Senate Must Pass Clean Internet Tax Ban With No Internet Sales Tax

Christopher D. Coursen Founder, Status Group
Font Size:

Dysfunction in Washington and the inability of elected officials to advance sensible policy is well documented. Fueled by undue outside influence and gerrymandered Congressional districts, both of which create a hyper-polarized political climate, the White House and Congress continually fail to advance meaningful reforms that could help Americans. This all too familiar phenomenon reared its ugly head most recently when House Democrats deserted President Barack Obama to defeat a necessary precursor to a large trade agreement – one on which Republicans and Senate Democrats had already compromised.

Yet wins in Congress still exist, even if they are seemingly small in nature.

On June 9, the House of Representatives unanimously passed the Internet Tax Freedom Act (ITFA), a ban on Internet access taxes by state and local governments. Passed initially in 1998 to help spur Internet deployment and adoption by reducing costs, ITFA has been extended five times.

This time, the measure would write the ban into law permanently – a positive development that would forever fend off the more than 10,000 different state and local taxing jurisdictions always seeking new revenue streams. Communications services are highly taxed compared to most goods and services – 17 percent on voice services and 12 percent on cable on average – and tend to place an unfair burden on lower income users least able to afford them. These services, which the Wall Street Journal just dubbed “some of the fastest-growing bills in household budgets,” are ripe targets for local taxation.

For consumers, passing the measure is a clear win that helps keep costs from rising. As the bill’s author, Congressman Bob Goodlatte (R-Va.), said when the permanent ban passed the House, “this legislation prevents a surprise tax hike on Americans’ critical services this fall [and] maintains unfettered access to one of the most unique gateways to knowledge, and engines of self-improvement in all of human history.”

Unfortunately, enshrining the ban into law will not be as easy as it sounds due to a totally separate piece of legislation known as the Marketplace Fairness Act(MFA). In short, MFA would allow state governments to collect sales taxes from remote retailers, such as Amazon, with no physical presence in their state. It is largely favored by members of Congress hailing from states without an income tax, relying on sales taxes that continue to plummet due to online sales. The bill actually passed the Senate in 2013 but failed to garner attention in the House.

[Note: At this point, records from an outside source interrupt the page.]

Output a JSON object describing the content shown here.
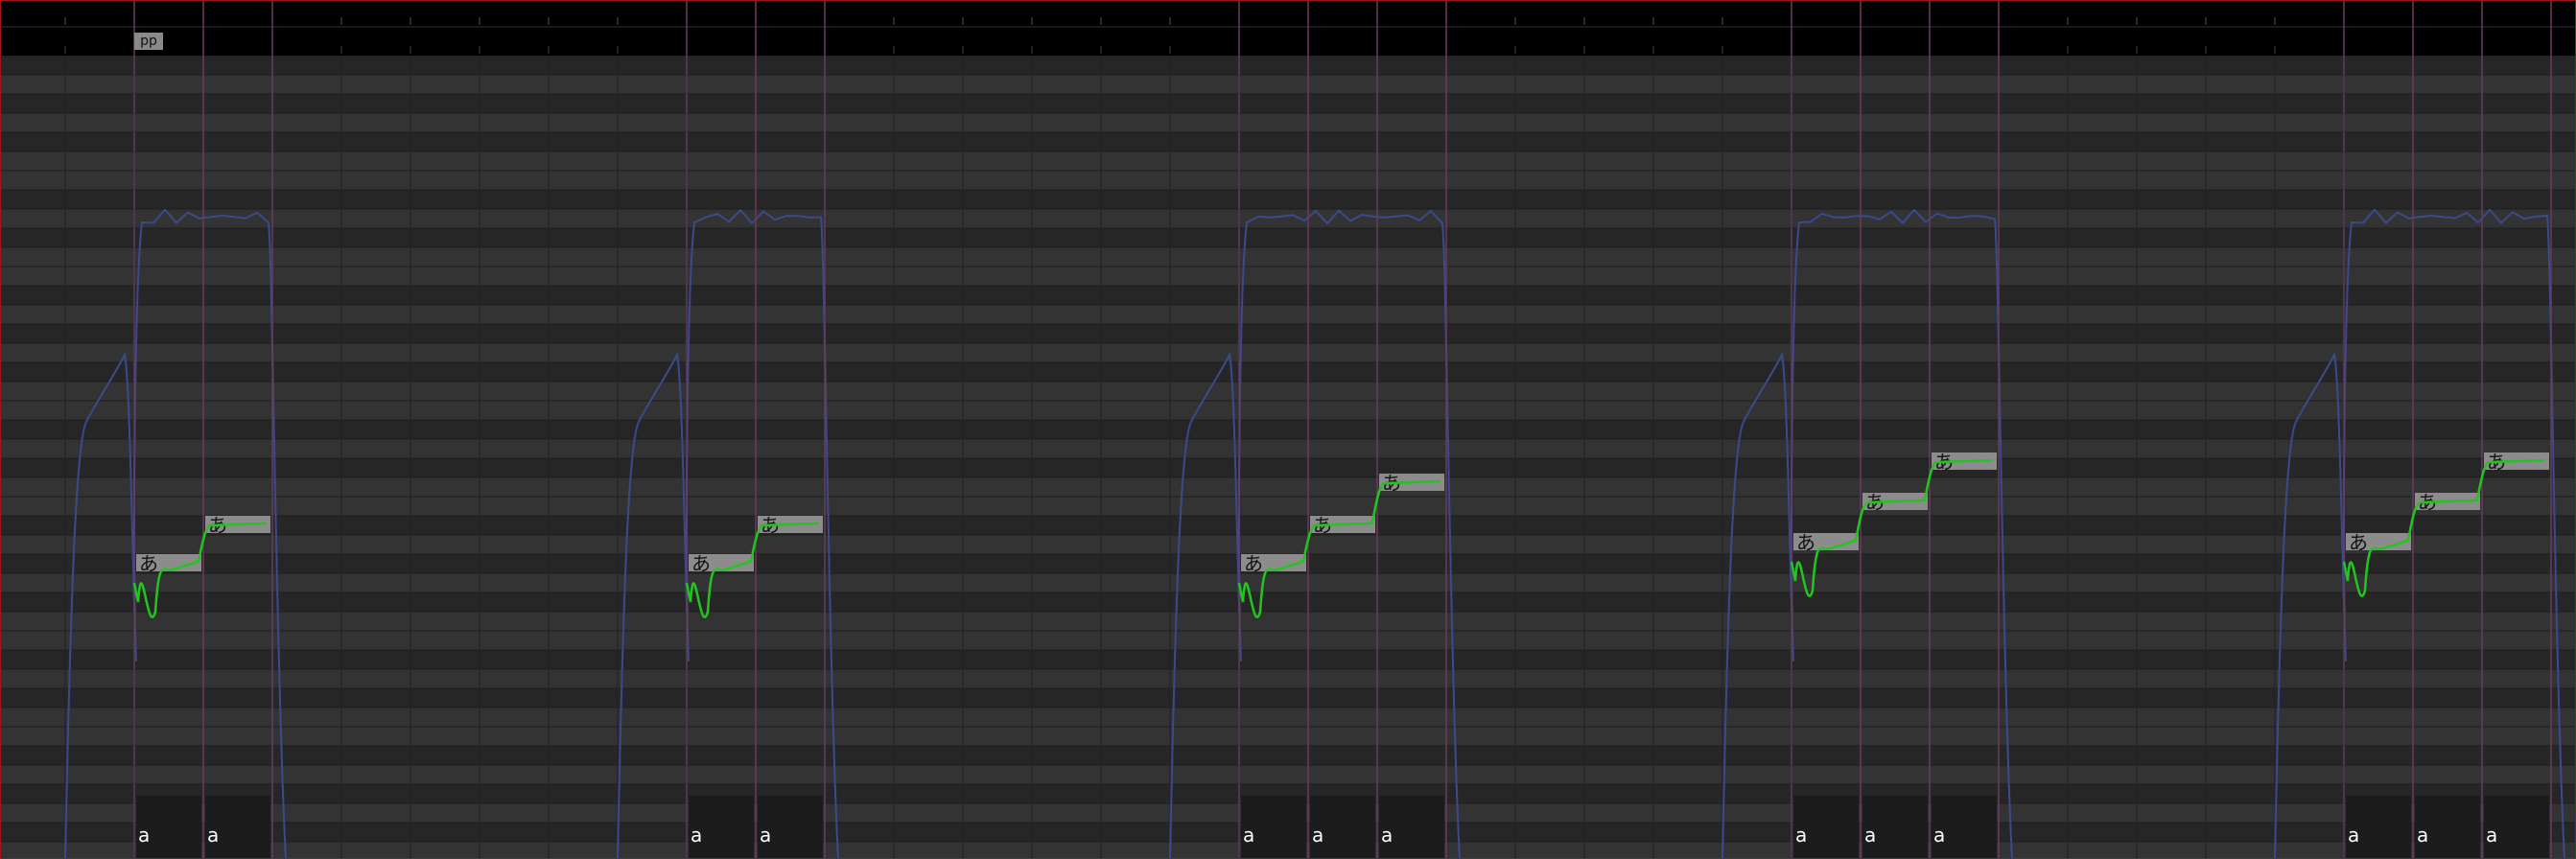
{
  "editor": {
    "dynamics_marker": "pp",
    "phrases": [
      {
        "notes": [
          {
            "lyric": "あ",
            "phoneme": "a"
          },
          {
            "lyric": "あ",
            "phoneme": "a"
          }
        ]
      },
      {
        "notes": [
          {
            "lyric": "あ",
            "phoneme": "a"
          },
          {
            "lyric": "あ",
            "phoneme": "a"
          }
        ]
      },
      {
        "notes": [
          {
            "lyric": "あ",
            "phoneme": "a"
          },
          {
            "lyric": "あ",
            "phoneme": "a"
          },
          {
            "lyric": "あ",
            "phoneme": "a"
          }
        ]
      },
      {
        "notes": [
          {
            "lyric": "あ",
            "phoneme": "a"
          },
          {
            "lyric": "あ",
            "phoneme": "a"
          },
          {
            "lyric": "あ",
            "phoneme": "a"
          }
        ]
      },
      {
        "notes": [
          {
            "lyric": "あ",
            "phoneme": "a"
          },
          {
            "lyric": "あ",
            "phoneme": "a"
          },
          {
            "lyric": "あ",
            "phoneme": "a"
          }
        ]
      }
    ]
  },
  "colors": {
    "background": "#2c2c2c",
    "ruler": "#000000",
    "black_key_row": "#262626",
    "white_key_row": "#333333",
    "measure_line": "#6a3a5e",
    "note_fill": "#8c8c8c",
    "pitch_curve": "#22c51f",
    "dynamics_curve": "#3a4a8c",
    "frame": "#a0141c"
  }
}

In 2014, MFA supporters, including Senators Lamar Alexander (R-Tenn.), Mike Enzi (R-Wyo.), Heidi Heitkamp (D-N.D.) and Amy Klobuchar (D-Minn.), tried to couple the separate tax measures into a combined bill. And now this small contingent of Senators are attempting to repeat history. The Washington Examiner reported that “a top Senate aide said ‘it would not be surprising at all’ if the Senate combined the two measures into one bill.”

For all the beneficiaries of the Internet tax ban, this spells trouble and must be stopped.

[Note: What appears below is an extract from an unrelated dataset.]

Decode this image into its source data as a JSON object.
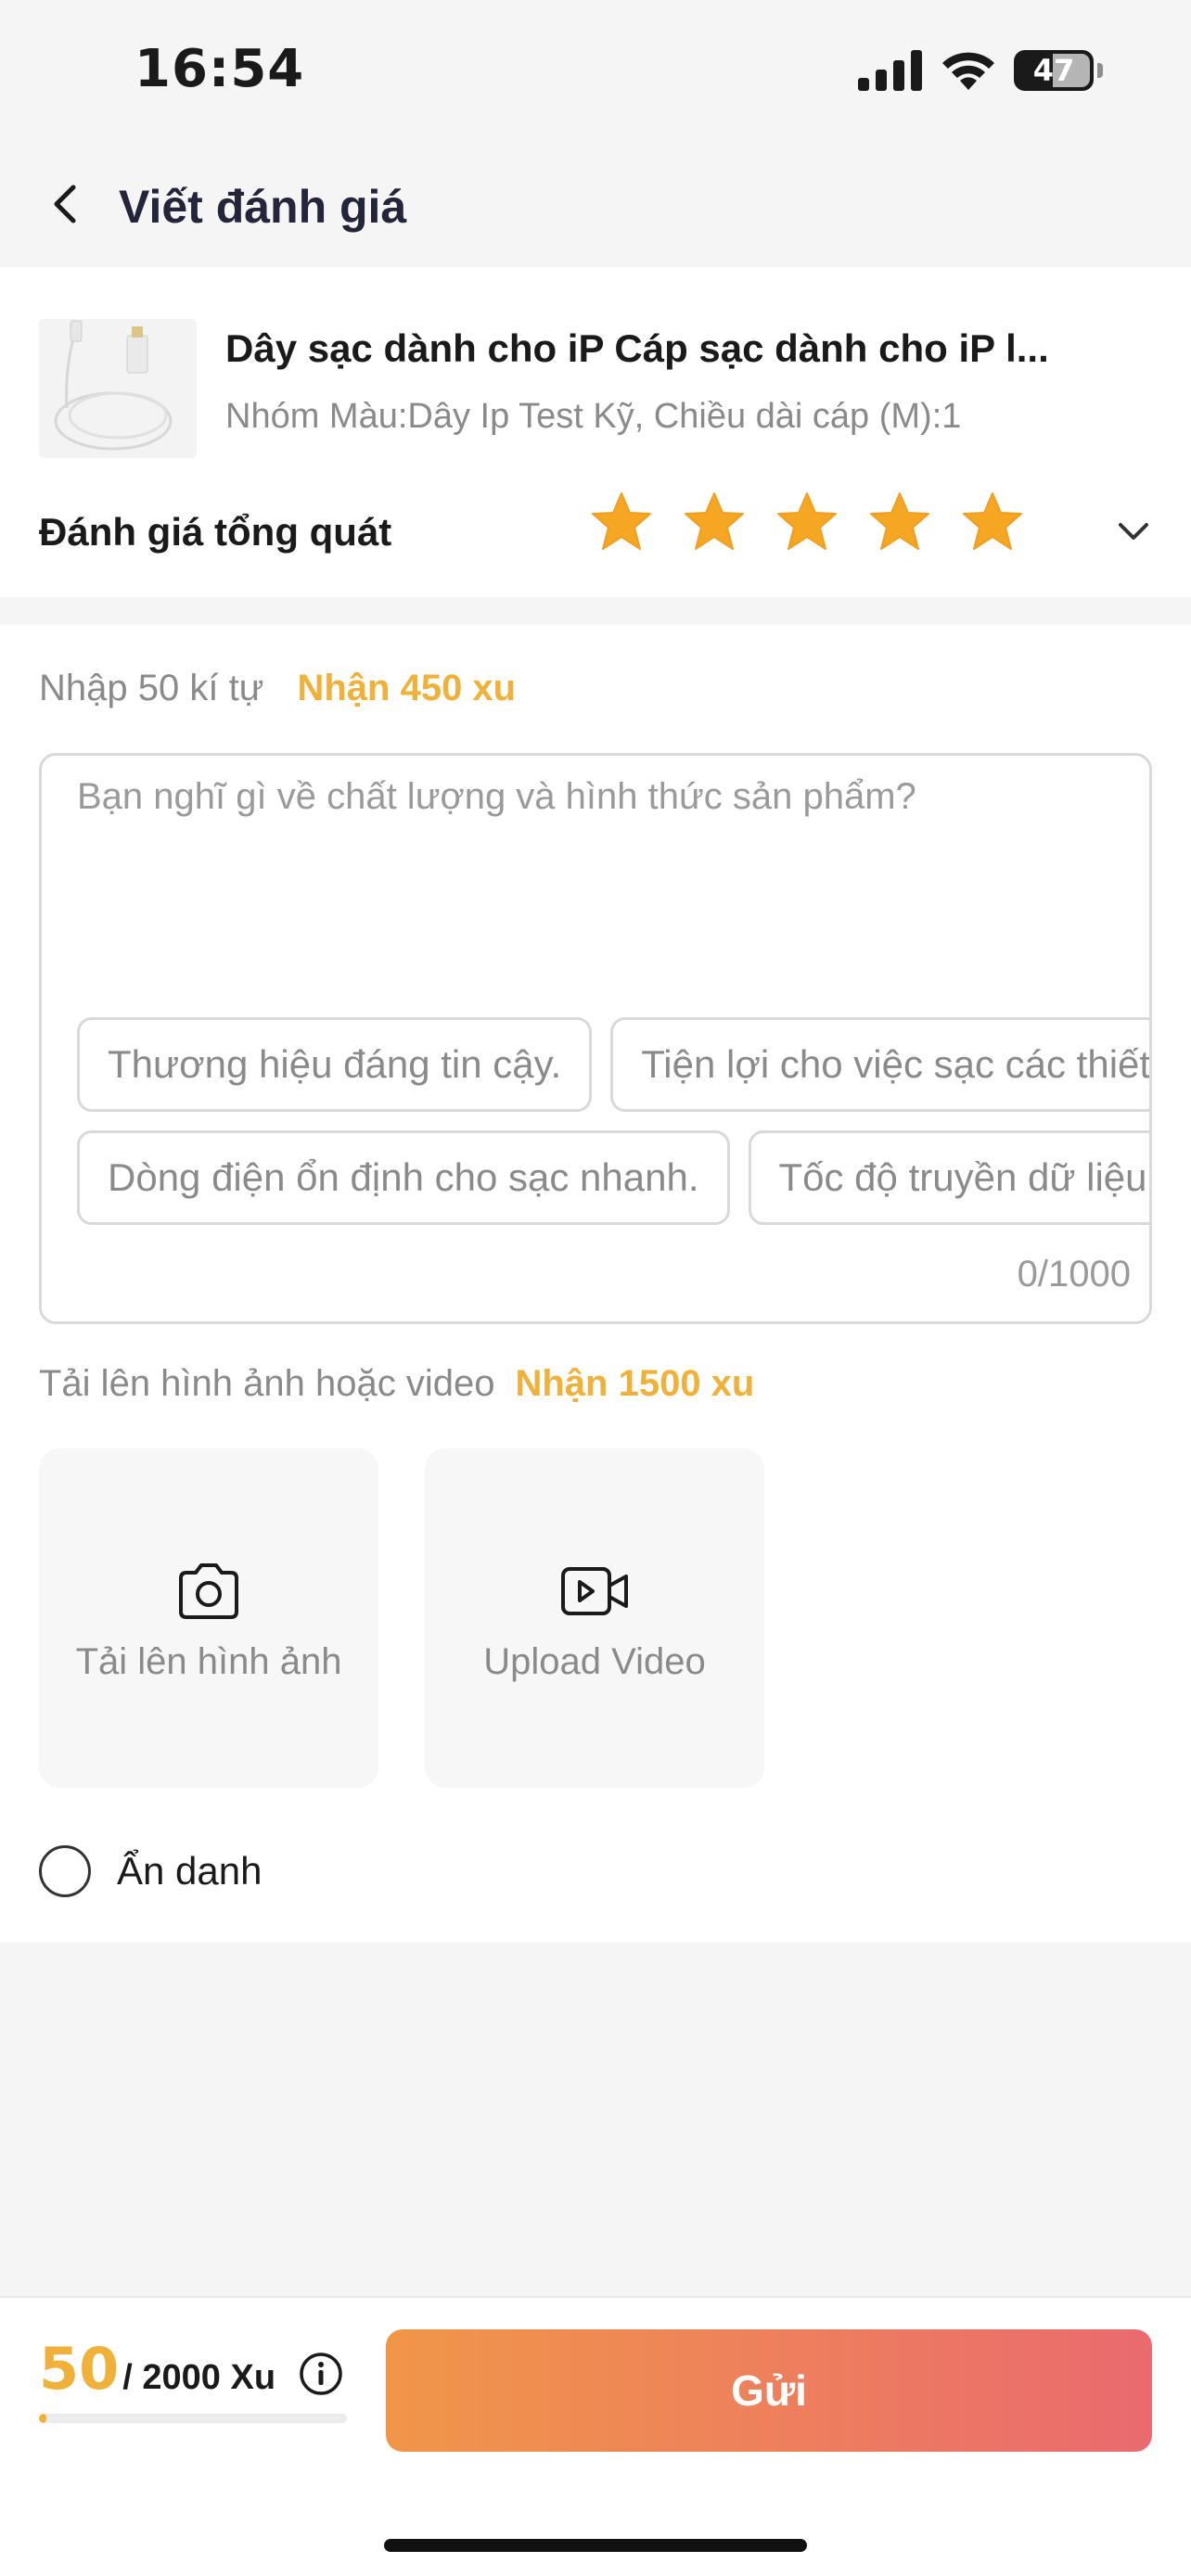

The MFA certainly has merits. As does a totally separate piece of bipartisan legislation recently introduced by Congressman Jason Chaffetz (R-Ut.), which would also attempt to tackle online sales taxes. According to a June poll from Morning Consult, the Chaffetz measure is actually favored compared to its competing measures in Congress.

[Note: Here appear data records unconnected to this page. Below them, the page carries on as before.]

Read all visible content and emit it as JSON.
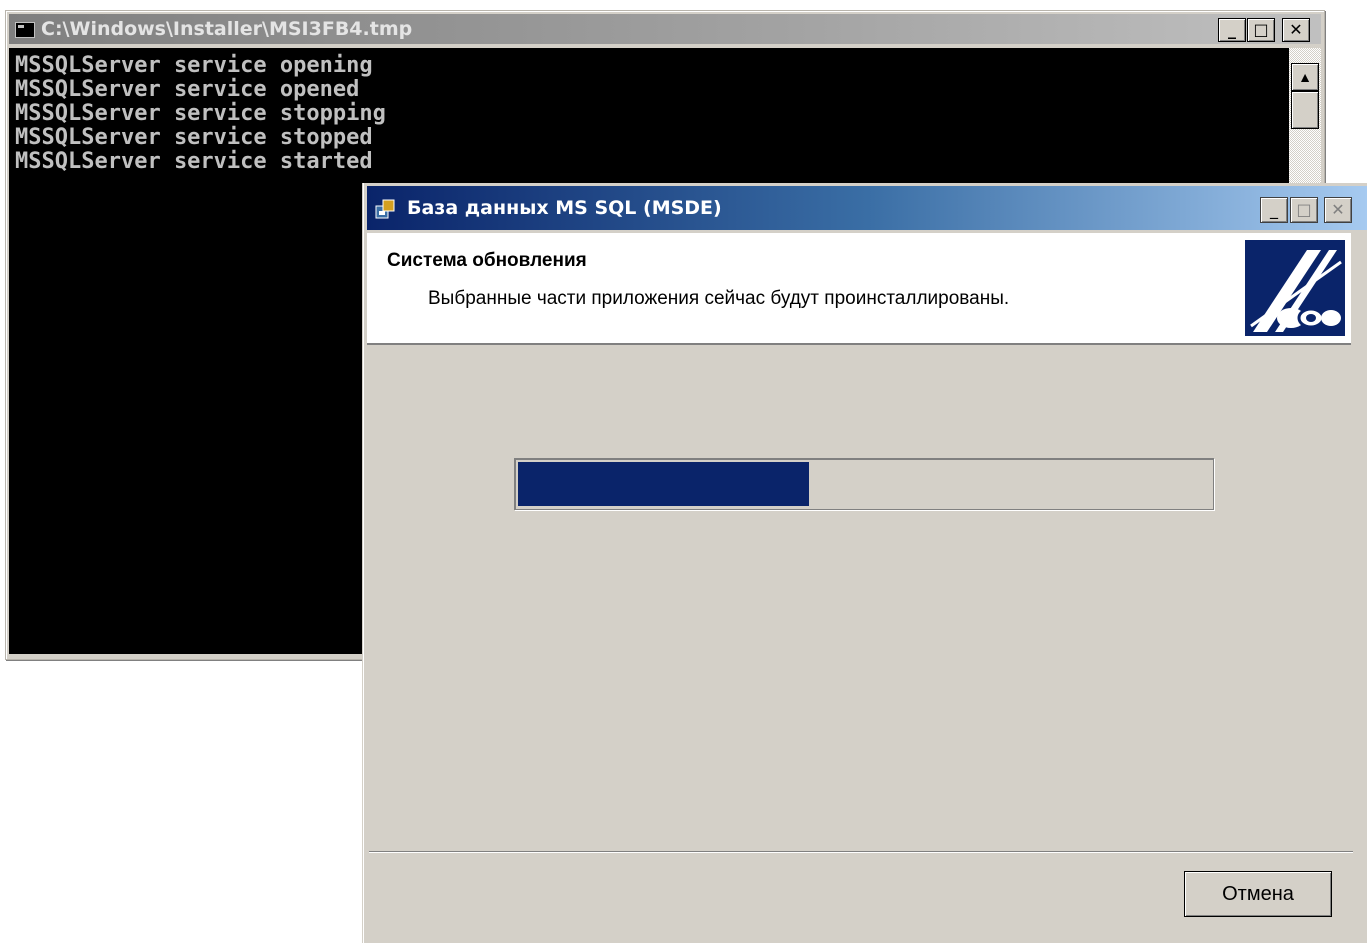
{
  "console": {
    "title": "C:\\Windows\\Installer\\MSI3FB4.tmp",
    "lines": "MSSQLServer service opening\nMSSQLServer service opened\nMSSQLServer service stopping\nMSSQLServer service stopped\nMSSQLServer service started",
    "buttons": {
      "minimize": "_",
      "maximize": "□",
      "close": "✕"
    }
  },
  "dialog": {
    "title": "База данных MS SQL (MSDE)",
    "buttons": {
      "minimize": "_",
      "maximize": "□",
      "close": "✕"
    },
    "header": {
      "title": "Система обновления",
      "description": "Выбранные части приложения сейчас будут проинсталлированы."
    },
    "progress_percent": 42,
    "cancel_label": "Отмена",
    "accent_color": "#0a246a"
  }
}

But regardless of what legislators or constituents think of these sales taxes, the issues must not be conflated. In the recent words of Senator Ron Wyden (D-Ore.), it is “legislative malpractice” to do so.

Solving the online sales tax debate is a complicated issue, one that requires sacrifice and compromise –something not in great supply. With the 2016 election season looming large, Congress must advance the vast majority of bills before the August recess if it hopes for passage in 2015. There is simply too much at stake for consumers, already dealing with extensive add-on fees, to risk the expiration of ITFA.

There is a reason the House ITFA bill had 188 co-sponsors from across the political spectrum – it is a simple, straightforward, no hidden agenda piece of legislation. It is supported by leading Senators, including Majority Leader Mitch McConnell (R-Ky.), Finance Committee Chairman Orrin Hatch (R-Utah) and Assistant Democratic Leader Dick Durbin (D-Ill.). If it were brought to the floor, it would pass overwhelmingly. After all, what Senator is going to vote for increased taxes?

Rather than continue down this path of political gamesmanship and the resulting dysfunction created thereby, the Senate should do what is right for consumers. Otherwise, we will all be paying the cost.

Hon. Christopher D. Coursen is founder of the Status Group. He formerly served as majority communications counsel for the Senate Commerce Committee and advised the Ronald Reagan and George H.W. Bush administrations.